Using Watt's law you can take these numbers and sort out the initial* power dissipation by your wiring.
For example, using 6" of 28awg wire, at 3.7v, with a 12 amp load we would see a drop of about .78V which is a 21.05% drop. Our guideline is that we should not exceed 3% and we should really aim for less than that.
P=IV, P = 7 x .78, P = 5.46 Watts
We can calculate the initial* resistance imparted by the wiring using Ohm's Law.
V=IR, 0.78v = 7a x R, R=0.111ohm
As you will see below, this will put your wire somewhere between "melting" and "catching fire." The wire is insulated so the heat doesn't dissipate, and as the temperature increases the resistance of the wire will go up. This creates a feedback effect wherein as the wire gets hotter the resistance goes up and it gets even hotter until an equilibrium is reached with the heat it's able to dissipate, or the jacket of your wire melts and/or catches a flame. This is why I noted these as the "initial*" values.
Strydur of The Custom Saber Shop performed experiments to demonstrate this effect:
I did a quick test using a power supply and a load generator. Keep in mind this is all tested with the wire we sell and could be different for the same thickness wire in a different brand. You would also get different results with longer or shorter wire, etc..

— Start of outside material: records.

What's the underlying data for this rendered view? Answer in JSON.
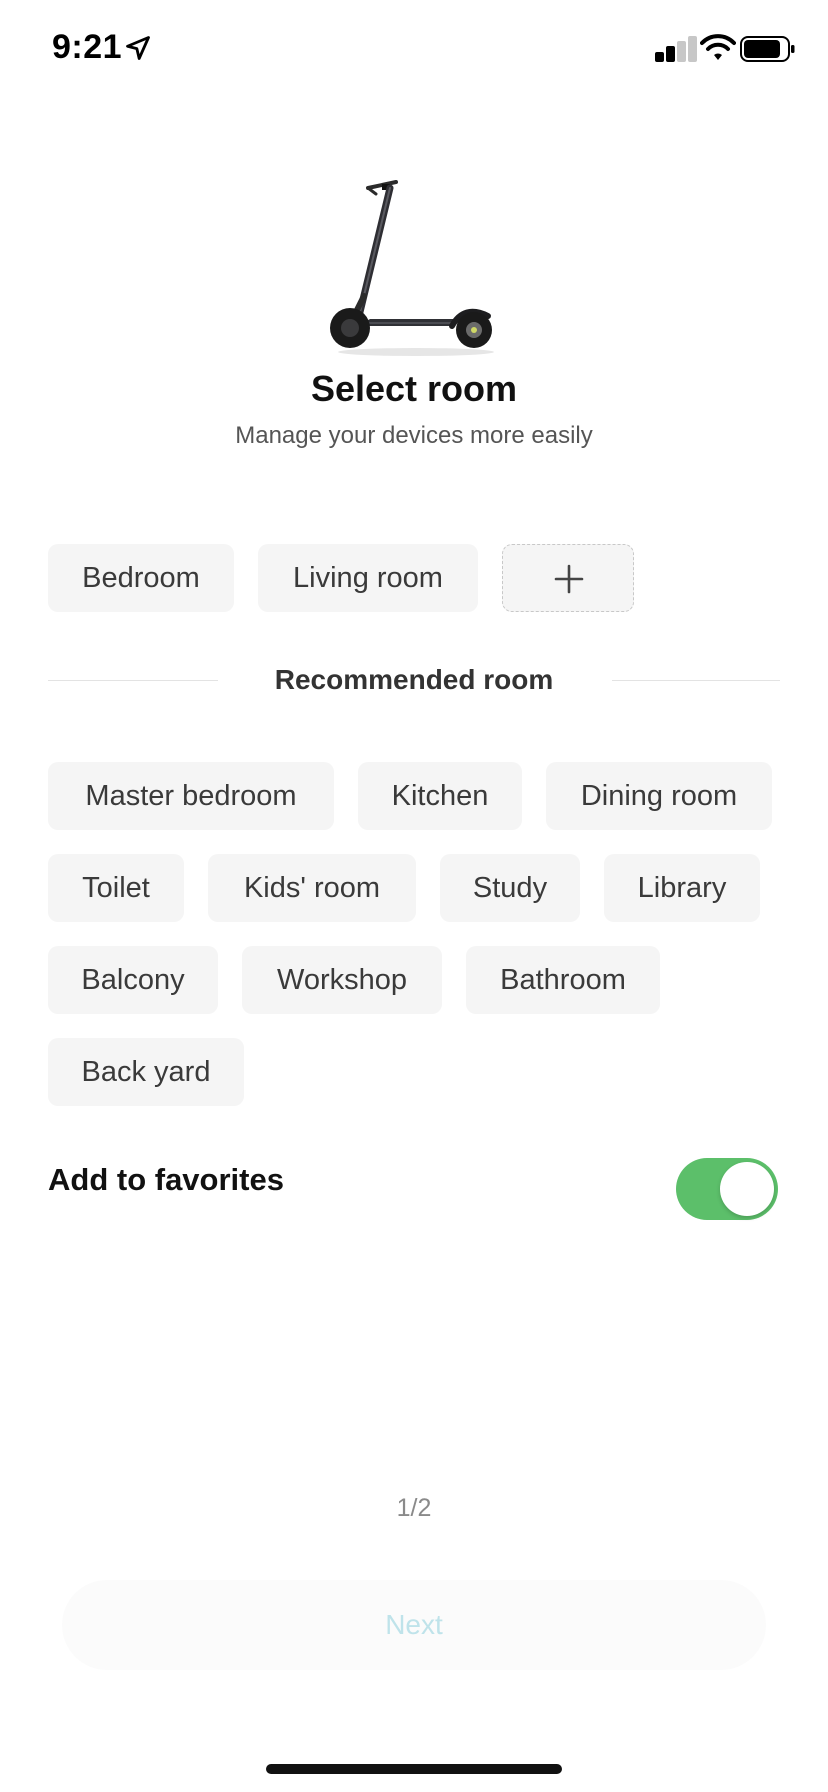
{
  "status_bar": {
    "time": "9:21",
    "icons": [
      "location-arrow-icon",
      "signal-icon",
      "wifi-icon",
      "battery-icon"
    ]
  },
  "hero": {
    "image": "scooter-image",
    "title": "Select room",
    "subtitle": "Manage your devices more easily"
  },
  "my_rooms": {
    "items": [
      "Bedroom",
      "Living room"
    ],
    "add_icon": "plus-icon"
  },
  "recommended": {
    "title": "Recommended room",
    "items": [
      "Master bedroom",
      "Kitchen",
      "Dining room",
      "Toilet",
      "Kids' room",
      "Study",
      "Library",
      "Balcony",
      "Workshop",
      "Bathroom",
      "Back yard"
    ]
  },
  "favorites": {
    "label": "Add to favorites",
    "enabled": true,
    "toggle_color": "#5cbf6a"
  },
  "pager": {
    "text": "1/2"
  },
  "footer": {
    "next_label": "Next",
    "next_text_color": "#bfe3ea"
  }
}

3" long 24 gauge
10A - Ok
15A - Hot
20A - Melt Casing
3" long 26 gauge
10A - Ok
15A - Melt casing
20A - Catch Fire
3" long 28 gauge
10A - Melt casing

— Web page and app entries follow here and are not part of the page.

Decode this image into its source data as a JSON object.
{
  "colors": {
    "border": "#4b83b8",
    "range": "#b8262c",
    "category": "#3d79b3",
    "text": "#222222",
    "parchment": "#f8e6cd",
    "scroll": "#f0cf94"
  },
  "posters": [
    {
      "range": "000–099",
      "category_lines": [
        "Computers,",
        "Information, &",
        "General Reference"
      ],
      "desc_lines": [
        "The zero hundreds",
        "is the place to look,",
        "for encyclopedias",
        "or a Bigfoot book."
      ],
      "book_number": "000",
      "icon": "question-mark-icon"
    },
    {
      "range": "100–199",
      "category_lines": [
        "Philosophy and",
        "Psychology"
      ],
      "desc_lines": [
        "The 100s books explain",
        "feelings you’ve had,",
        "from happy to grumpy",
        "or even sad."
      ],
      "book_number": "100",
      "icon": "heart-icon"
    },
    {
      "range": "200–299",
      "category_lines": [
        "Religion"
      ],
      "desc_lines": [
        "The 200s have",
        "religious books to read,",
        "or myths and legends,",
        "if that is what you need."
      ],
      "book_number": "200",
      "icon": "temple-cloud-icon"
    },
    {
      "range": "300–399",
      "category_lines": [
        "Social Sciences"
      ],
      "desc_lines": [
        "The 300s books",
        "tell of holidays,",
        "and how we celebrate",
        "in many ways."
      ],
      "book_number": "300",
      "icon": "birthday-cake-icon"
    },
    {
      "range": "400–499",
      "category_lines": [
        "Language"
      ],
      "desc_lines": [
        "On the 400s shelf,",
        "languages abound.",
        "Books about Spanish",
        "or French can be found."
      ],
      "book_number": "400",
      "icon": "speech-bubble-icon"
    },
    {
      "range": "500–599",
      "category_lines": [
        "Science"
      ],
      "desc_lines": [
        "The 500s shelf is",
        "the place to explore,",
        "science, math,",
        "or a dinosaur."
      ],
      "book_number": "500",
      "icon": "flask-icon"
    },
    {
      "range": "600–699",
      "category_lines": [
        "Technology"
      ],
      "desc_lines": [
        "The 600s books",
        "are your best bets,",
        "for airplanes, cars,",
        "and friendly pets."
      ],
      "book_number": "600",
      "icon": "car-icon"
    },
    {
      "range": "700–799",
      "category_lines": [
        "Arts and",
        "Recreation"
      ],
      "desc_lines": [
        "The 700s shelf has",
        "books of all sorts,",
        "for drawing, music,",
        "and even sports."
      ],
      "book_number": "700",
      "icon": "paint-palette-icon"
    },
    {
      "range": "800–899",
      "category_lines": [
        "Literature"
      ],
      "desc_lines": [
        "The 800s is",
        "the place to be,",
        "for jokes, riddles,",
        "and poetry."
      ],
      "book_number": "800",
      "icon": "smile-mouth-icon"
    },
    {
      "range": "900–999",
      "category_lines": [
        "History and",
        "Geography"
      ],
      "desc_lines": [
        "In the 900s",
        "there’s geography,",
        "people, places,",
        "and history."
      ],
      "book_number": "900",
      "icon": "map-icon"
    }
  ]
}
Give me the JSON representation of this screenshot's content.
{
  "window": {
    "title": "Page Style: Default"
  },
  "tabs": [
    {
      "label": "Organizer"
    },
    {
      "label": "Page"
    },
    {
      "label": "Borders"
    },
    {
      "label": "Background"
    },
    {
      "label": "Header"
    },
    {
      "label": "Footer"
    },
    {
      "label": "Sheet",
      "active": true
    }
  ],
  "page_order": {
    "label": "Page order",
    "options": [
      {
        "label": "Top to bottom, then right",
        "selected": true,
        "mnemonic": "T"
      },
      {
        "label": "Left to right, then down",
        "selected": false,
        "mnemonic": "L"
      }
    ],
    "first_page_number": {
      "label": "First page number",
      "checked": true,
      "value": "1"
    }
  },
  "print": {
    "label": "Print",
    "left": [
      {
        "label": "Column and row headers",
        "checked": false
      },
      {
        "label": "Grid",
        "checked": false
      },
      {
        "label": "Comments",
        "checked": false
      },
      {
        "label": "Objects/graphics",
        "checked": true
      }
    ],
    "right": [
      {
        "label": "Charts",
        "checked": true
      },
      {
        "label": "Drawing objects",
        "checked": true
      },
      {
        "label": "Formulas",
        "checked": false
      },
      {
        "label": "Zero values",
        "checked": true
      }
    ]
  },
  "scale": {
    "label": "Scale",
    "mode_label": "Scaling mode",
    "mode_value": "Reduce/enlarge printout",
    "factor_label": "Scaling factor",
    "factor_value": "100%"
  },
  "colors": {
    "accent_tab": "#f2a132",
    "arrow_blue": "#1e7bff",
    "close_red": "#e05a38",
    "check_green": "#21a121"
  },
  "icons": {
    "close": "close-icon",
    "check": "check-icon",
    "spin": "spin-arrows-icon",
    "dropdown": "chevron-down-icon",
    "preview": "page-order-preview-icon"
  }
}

15A - Catch Fire
source: Wire Gauge for Neo Pixel
In Tim's example of 3" 28AWG at 10A & 15A the power dissipation was: 10A x .32Vd = 3.2 Watts; 15A x .49Vd = 7.35watts
Keep in mind that if this was packed inside a saber, rather than a bench experiment, the effects would be worse. Longer wires will also impart an increased resistance.

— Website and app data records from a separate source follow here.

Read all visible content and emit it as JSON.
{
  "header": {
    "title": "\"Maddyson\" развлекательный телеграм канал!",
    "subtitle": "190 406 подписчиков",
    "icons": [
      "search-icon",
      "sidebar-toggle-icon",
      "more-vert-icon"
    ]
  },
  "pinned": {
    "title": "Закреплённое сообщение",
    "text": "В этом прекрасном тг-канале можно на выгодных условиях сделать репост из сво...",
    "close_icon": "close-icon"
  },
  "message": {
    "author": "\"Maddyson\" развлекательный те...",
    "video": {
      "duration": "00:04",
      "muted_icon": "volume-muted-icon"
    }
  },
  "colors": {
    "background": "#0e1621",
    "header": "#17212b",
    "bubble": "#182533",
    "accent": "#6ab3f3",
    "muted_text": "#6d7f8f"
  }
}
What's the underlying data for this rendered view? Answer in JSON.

In any case a melting jacket will lead to a great sadness, and possible injury.
There will be complicating factors like the contact resistance of your connector, the actual charge level of your battery, and the color of your blade, but with these examples and the mathematics I hope you have been convinced to appropriately size your hilt wiring for your pixel blade.